A jack knife skid is one of THE most threatening, scary situations a professional truck driver will ever find themselves in. Most truck driver training programs, do not spend sufficient time teaching trainees how to handle a jack knife skid.
I’ve been a professional truck driver for about 40 years. I have driven all over North America in all types of weather and all types of terrain.
Every driver has their own method for correcting a jack knife skid situation.
Here’s what has worked for me in my driving career.
What to Do When In a Jack Knife Skid Situation
i) Get the unit (tractor trailer) straight. This is the first thing a driver must do when in a jack knife skid situation.
As a professional driver, it’s vital to remain calm, have a cool head and focus on the matter at hand.
ii) If the trailer is kicked out to the passenger side, the best way to correct this, is to steer into the direction of the skid on the same side (steer to the right).
iii) I first take my feet off pedals, whether the clutch, the fuel and the brake.
iv) I concentrate on the steering. My focus is on straightening the truck/trailer.
v) I then attempt to slow the unit down. Some drivers will not agree with me, when I say I utilize the jake brake. It’s possible to use the jake brake on a lower setting, if the roads are excessively slippery.
I let the jake walk the engine down gradually.
vi) When I feel that I am regaining control of the truck, I will try to ‘feather the pedal’. I do not use the trailer brake to slow down when in a jack knife skid.
Then, when in control, I will slowly ease the truck and trailer over to the side of the road.
It’s important to steer gradually toward the skid. Do NOT turn the steering wheel hard into the skid. Do NOT over correct. This will help to counteract the sliding movement and help to straighten the truck and trailer on the road.

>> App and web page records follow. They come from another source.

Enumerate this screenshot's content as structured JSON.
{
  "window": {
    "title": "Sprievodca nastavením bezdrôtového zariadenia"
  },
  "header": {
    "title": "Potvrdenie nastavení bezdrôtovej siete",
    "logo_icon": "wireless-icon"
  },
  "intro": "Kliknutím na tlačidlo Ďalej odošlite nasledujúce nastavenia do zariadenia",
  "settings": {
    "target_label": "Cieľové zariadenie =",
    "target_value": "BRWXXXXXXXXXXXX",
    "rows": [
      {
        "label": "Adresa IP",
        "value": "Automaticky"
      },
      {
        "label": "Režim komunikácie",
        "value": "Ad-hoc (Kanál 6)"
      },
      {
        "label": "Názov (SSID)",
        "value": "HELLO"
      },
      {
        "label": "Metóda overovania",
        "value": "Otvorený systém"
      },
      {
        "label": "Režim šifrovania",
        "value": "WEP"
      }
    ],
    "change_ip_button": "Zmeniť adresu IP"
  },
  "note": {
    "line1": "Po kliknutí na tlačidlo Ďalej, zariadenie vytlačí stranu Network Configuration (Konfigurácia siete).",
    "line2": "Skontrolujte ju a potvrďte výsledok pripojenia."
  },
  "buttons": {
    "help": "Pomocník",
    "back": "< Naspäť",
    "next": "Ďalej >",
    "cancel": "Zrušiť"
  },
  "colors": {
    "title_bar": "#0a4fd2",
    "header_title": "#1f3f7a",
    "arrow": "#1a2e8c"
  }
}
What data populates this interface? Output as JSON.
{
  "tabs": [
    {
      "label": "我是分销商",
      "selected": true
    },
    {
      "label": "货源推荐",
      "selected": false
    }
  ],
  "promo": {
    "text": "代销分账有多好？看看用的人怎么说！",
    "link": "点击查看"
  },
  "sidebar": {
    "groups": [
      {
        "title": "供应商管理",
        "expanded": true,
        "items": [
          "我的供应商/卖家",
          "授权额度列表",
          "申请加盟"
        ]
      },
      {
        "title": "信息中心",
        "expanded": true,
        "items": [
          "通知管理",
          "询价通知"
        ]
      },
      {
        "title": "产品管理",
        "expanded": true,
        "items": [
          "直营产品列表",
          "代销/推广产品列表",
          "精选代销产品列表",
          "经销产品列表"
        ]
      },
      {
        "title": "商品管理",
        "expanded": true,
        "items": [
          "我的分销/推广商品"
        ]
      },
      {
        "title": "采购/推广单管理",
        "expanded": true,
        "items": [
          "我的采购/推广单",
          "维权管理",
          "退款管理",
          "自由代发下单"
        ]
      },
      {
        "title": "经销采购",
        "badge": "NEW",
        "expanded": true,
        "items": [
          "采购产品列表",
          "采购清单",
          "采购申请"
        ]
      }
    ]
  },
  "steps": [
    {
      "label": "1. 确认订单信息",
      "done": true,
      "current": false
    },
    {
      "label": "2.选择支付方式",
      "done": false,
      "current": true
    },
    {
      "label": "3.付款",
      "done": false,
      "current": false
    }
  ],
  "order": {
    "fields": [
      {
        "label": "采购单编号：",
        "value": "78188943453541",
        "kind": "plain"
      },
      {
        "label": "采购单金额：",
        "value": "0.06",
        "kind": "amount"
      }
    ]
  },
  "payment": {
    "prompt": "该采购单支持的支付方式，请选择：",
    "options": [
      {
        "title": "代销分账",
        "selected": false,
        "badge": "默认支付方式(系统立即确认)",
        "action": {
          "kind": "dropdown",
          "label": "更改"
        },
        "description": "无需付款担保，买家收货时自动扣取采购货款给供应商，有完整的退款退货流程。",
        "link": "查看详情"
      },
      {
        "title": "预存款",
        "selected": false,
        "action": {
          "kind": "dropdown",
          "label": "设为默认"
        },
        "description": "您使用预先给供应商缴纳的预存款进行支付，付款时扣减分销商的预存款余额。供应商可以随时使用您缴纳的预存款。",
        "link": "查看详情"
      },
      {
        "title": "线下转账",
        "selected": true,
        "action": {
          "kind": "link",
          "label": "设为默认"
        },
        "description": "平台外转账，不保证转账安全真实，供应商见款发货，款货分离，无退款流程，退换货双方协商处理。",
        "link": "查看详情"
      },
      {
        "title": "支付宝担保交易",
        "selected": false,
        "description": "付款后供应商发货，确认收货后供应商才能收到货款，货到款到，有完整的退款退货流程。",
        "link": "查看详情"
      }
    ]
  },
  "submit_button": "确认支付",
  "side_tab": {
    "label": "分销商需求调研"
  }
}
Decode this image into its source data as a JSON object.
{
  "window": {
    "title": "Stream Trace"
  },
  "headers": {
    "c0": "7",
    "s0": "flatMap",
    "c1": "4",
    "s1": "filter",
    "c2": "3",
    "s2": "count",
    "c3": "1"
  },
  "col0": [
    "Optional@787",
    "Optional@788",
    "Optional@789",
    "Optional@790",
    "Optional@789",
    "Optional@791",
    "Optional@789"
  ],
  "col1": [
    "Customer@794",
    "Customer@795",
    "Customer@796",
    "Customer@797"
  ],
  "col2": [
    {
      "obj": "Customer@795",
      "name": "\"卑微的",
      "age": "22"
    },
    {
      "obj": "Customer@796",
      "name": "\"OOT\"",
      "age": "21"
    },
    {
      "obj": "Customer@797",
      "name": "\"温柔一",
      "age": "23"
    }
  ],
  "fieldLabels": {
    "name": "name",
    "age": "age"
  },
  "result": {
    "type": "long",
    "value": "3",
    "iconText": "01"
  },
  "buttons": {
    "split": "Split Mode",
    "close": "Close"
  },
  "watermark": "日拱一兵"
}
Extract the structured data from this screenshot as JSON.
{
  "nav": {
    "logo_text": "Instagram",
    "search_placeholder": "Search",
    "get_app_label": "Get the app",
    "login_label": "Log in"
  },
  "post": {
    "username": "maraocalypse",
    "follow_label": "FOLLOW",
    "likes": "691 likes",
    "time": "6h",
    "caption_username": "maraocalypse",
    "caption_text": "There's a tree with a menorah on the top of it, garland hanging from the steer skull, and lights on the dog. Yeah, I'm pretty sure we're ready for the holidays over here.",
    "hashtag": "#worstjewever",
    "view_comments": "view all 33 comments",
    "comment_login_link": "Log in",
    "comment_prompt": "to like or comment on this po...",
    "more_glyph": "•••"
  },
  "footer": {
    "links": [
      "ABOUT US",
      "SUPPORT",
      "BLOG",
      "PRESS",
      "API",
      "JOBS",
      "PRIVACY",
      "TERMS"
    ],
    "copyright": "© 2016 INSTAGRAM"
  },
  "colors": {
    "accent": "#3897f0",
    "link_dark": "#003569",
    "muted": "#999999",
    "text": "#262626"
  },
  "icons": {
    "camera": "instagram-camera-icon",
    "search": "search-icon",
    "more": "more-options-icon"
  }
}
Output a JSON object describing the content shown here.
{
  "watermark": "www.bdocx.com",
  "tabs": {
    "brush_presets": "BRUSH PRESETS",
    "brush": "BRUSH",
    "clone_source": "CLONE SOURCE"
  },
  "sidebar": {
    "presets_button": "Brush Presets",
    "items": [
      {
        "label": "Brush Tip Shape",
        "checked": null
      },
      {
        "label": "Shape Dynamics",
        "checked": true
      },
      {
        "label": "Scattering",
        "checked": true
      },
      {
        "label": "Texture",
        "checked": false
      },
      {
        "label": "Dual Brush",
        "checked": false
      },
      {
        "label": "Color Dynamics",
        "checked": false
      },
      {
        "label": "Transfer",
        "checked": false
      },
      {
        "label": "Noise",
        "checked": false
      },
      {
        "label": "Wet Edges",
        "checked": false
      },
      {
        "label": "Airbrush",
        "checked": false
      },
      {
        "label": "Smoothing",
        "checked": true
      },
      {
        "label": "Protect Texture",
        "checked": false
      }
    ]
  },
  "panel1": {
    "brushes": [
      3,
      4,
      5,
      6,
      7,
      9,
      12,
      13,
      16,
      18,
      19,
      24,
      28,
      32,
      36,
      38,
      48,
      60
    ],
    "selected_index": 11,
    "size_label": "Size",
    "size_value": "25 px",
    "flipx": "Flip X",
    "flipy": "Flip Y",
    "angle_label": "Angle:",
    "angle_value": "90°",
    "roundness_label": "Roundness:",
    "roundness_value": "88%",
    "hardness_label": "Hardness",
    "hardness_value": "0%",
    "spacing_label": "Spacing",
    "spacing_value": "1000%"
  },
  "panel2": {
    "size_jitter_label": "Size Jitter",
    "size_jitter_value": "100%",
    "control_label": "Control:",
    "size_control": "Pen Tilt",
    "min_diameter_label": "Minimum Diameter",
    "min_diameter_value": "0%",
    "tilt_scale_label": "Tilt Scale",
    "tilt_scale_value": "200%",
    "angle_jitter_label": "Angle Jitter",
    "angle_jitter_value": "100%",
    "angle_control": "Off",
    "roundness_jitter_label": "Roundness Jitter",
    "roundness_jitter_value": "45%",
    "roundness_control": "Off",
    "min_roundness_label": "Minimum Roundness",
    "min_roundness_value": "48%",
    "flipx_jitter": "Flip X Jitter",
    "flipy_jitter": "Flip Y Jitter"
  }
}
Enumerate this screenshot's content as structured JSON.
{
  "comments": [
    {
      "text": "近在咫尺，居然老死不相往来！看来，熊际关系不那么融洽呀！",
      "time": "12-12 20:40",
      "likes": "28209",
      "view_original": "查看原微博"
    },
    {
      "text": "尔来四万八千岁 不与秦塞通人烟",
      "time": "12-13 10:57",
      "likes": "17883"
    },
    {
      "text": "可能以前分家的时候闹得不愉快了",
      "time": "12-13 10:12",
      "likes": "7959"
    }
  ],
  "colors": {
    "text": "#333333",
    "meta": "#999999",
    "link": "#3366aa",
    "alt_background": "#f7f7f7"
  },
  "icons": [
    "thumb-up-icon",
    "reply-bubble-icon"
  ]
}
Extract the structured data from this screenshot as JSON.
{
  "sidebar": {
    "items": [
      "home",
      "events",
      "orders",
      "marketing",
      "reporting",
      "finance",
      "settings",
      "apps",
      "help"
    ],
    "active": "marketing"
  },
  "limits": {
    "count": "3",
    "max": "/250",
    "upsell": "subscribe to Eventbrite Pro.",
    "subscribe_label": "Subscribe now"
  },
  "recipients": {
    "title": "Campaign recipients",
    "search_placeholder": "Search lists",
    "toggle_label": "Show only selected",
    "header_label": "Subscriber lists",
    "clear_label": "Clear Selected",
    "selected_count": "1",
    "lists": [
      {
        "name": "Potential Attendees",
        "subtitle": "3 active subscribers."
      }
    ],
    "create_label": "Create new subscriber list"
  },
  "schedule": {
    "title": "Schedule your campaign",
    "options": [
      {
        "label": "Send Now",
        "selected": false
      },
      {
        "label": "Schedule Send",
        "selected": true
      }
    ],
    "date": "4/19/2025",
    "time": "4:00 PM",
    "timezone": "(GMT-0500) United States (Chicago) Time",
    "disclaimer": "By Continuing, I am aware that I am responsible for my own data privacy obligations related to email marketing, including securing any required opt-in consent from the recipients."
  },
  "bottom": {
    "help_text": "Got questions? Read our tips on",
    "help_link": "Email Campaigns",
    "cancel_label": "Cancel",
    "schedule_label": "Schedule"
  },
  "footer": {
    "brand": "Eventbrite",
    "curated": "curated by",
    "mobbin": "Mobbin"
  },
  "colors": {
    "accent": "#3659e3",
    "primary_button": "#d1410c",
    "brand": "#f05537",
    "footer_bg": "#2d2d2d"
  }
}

Most skids are caused by excessive speed and poor road conditions caused by bad weather. So it is important to be aware of the impending dangers when driving in foul weather.